Posted on

Rim Country – A Brief History

How It All Began The Mogollon Rim is approximately 200 miles long. Starting in northern Yavapai County it runs eastward ending near the border with New Mexico. It is the southern edge of the Colorado Plateau and the reason our area is called Rim Country. This place called the Rim Country embraces a 50 mile…

Read more

Posted on

Owens Sawmill Comes to Payson

In the late 1880’s, August Pieper staked claims on the land from south McLane Road east beyond what would eventually become State Highway 87.  More than half a century later, the sons of Frank Owens eyed it as a perfect place for their sawmill.  In 1951 the Owens family located their sawmill in the old…

Read more

Posted on

A Little Log Cabin with a Big History

haught log cabin

Henry and Sarah Haught come to Rim Country In the summer of 1897 Henry and Sarah arrived in the Arizona Territory.  They brought with them 5 children and Henry’s widowed mother, Mary Ann (“Gaggy”). The family was living in Oklahoma when Henry received word from his cousin Fred Haught that the country in Arizona was…

Read more

Posted on

Isadore Christopher and “the hog log”
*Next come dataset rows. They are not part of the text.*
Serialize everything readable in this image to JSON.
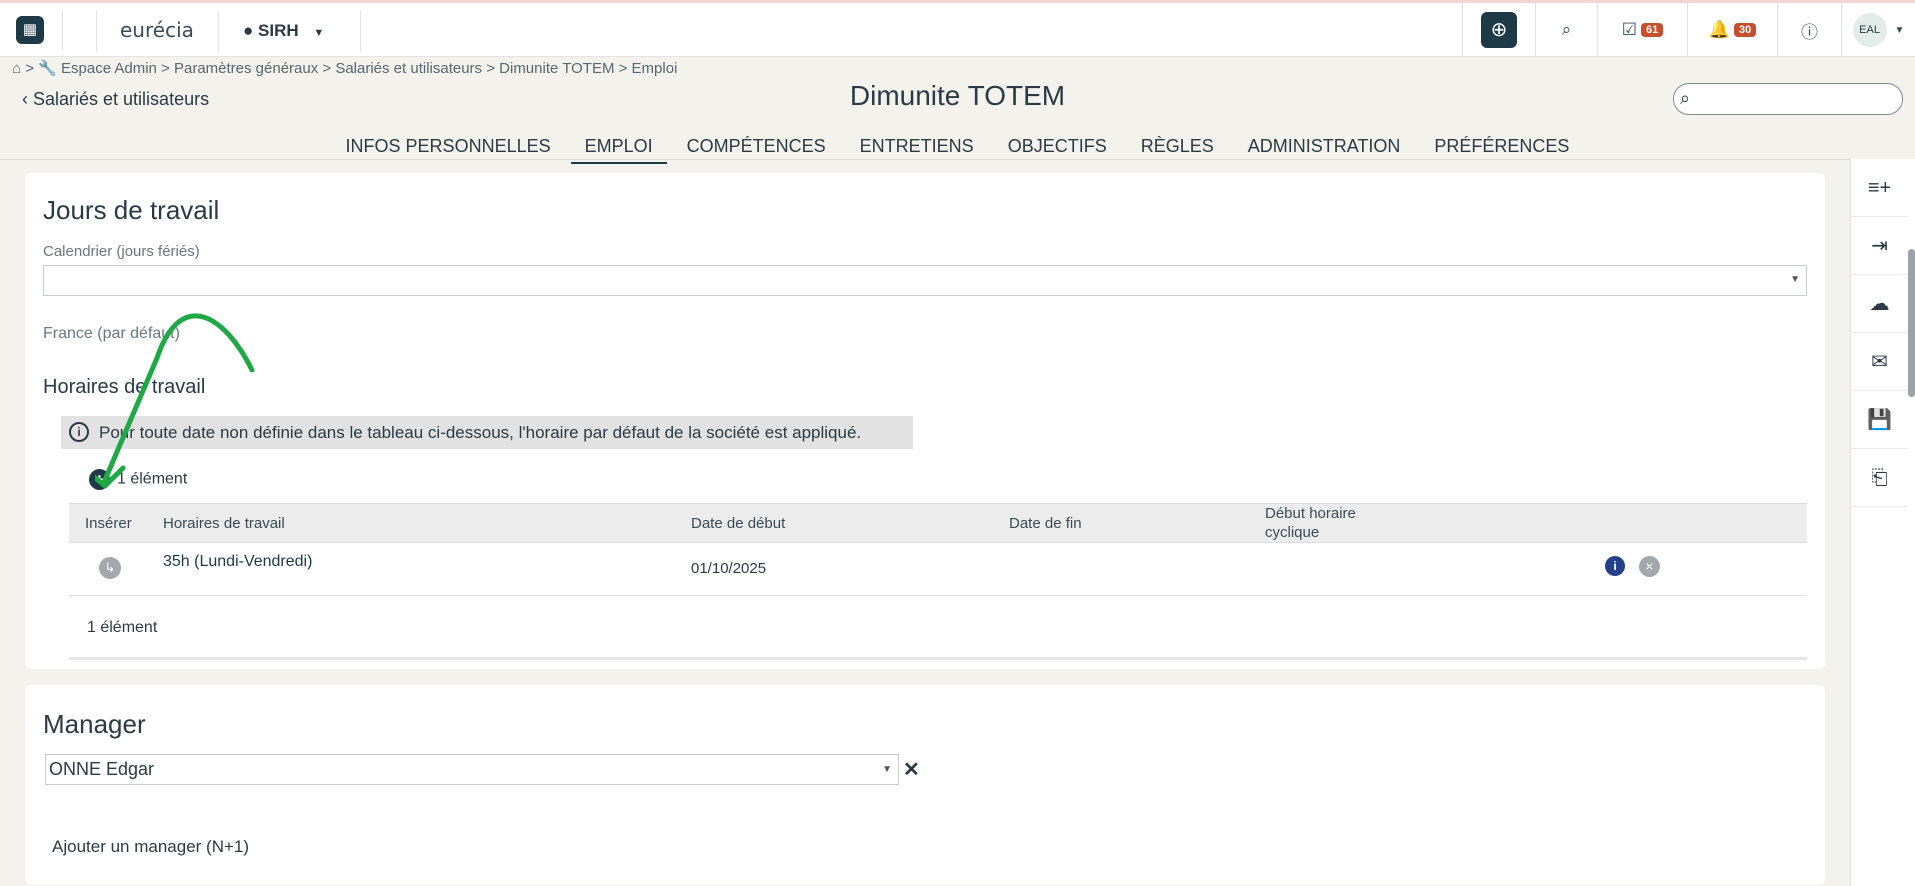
{
  "topbar": {
    "logo": "eurécia",
    "module": "SIRH",
    "tasks_badge": "61",
    "notifications_badge": "30",
    "avatar_initials": "EAL"
  },
  "breadcrumb": "⌂ >  🔧 Espace Admin > Paramètres généraux > Salariés et utilisateurs > Dimunite TOTEM > Emploi",
  "header": {
    "back_label": "Salariés et utilisateurs",
    "title": "Dimunite TOTEM",
    "search_placeholder": ""
  },
  "tabs": [
    {
      "label": "INFOS PERSONNELLES"
    },
    {
      "label": "EMPLOI"
    },
    {
      "label": "COMPÉTENCES"
    },
    {
      "label": "ENTRETIENS"
    },
    {
      "label": "OBJECTIFS"
    },
    {
      "label": "RÈGLES"
    },
    {
      "label": "ADMINISTRATION"
    },
    {
      "label": "PRÉFÉRENCES"
    }
  ],
  "work_days": {
    "title": "Jours de travail",
    "calendar_label": "Calendrier (jours fériés)",
    "calendar_value": "",
    "default_hint": "France (par défaut)",
    "schedules_title": "Horaires de travail",
    "info_text": "Pour toute date non définie dans le tableau ci-dessous, l'horaire par défaut de la société est appliqué.",
    "count_top": "1 élément",
    "count_bottom": "1 élément",
    "columns": {
      "insert": "Insérer",
      "schedule": "Horaires de travail",
      "start": "Date de début",
      "end": "Date de fin",
      "cyclic_1": "Début horaire",
      "cyclic_2": "cyclique"
    },
    "rows": [
      {
        "schedule": "35h (Lundi-Vendredi)",
        "start": "01/10/2025",
        "end": "",
        "cyclic": ""
      }
    ]
  },
  "manager": {
    "title": "Manager",
    "value": "ONNE Edgar",
    "add_label": "Ajouter un manager (N+1)"
  },
  "annotation_color": "#1fa845"
}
Isadore Christopher was a French cartographer, army scout and explorer who first settled Christopher Creek, Arizona in the 1880’s.  His first attempt to procure a mail order bride failed as the lady took one look at Isadore and his surroundings and immediately headed back East.  The second attempt was a success and Mary Hope stayed…

Read more

Posted on

A Highway Comes To Payson

Eager eyes were cast increasingly upon Payson, AZ. and the Rim Country from the Phoenix metropolitan area as desert dwellers longed for an easier road over the Mazatzal Mountains.  The Northern Gila Country Chamber of Commerce was equally eager to receive tourists from the Valley.  With pressure from both sides of the mountain, a new…

Read more

Posted on

Prohibition and “Payson Dew”

payson dew

On January 17, 1920, the 18th Amendment to the U.S. Constitution went into effect.  “The manufacture, sale or transportation of intoxicating liquors…” was banned in Arizona in 1915 – 5 years prior to the national moratorium.  As a result Arizona was the 13th individual state to go “dry” before prohibition became the law of the…

Read more

Posted on

General George Crook in Arizona Part 3

general george crook

In March of 1875 General George Crook was transferred to the Department of the Platte.  In the northern territories the Sioux and Cheyenne were preparing to go on the warpath.  Crook participated in the campaigns there until 1877. During the General’s absence from Arizona the Interior Department decided to move all the Indian bands from…

Read more

Posted on

General George Crook in Arizona Part 2

General George Crook

With the departure of Vincent Collier and his peace commission, General George Crook was ready to restart his campaign in February 1872.  He was again halted by Washington politicians.  This time they sent General Oliver O. Howard, a veteran of the Civil War.  Howard had become extremely pious and had some success in the east…

Read more

Posted on

General George Crook in Arizona Part 1

General George Crook

George Crook was born on September 8, 1828 near Taylorsville, Ohio.  He graduated from West Point in 1852 and was assigned to fight Indians in the Pacific Northwest.  Crook rose steadily in rank.  He was sent East to fight in the Civil War where he commanded an Ohio Volunteer Regiment, eventually reaching the rank of…

Read more

Posted on

General Crook and His Trail

General Crook

General Crook assumed command of the military district of Arizona early in 1871.  His experience had convinced him that well outfitted units able to move quickly were important in Indian campaigns.  He needed a supply road in order to connect the remote Fort Verde and more remote Fort Apache with the main supply base at…

Read more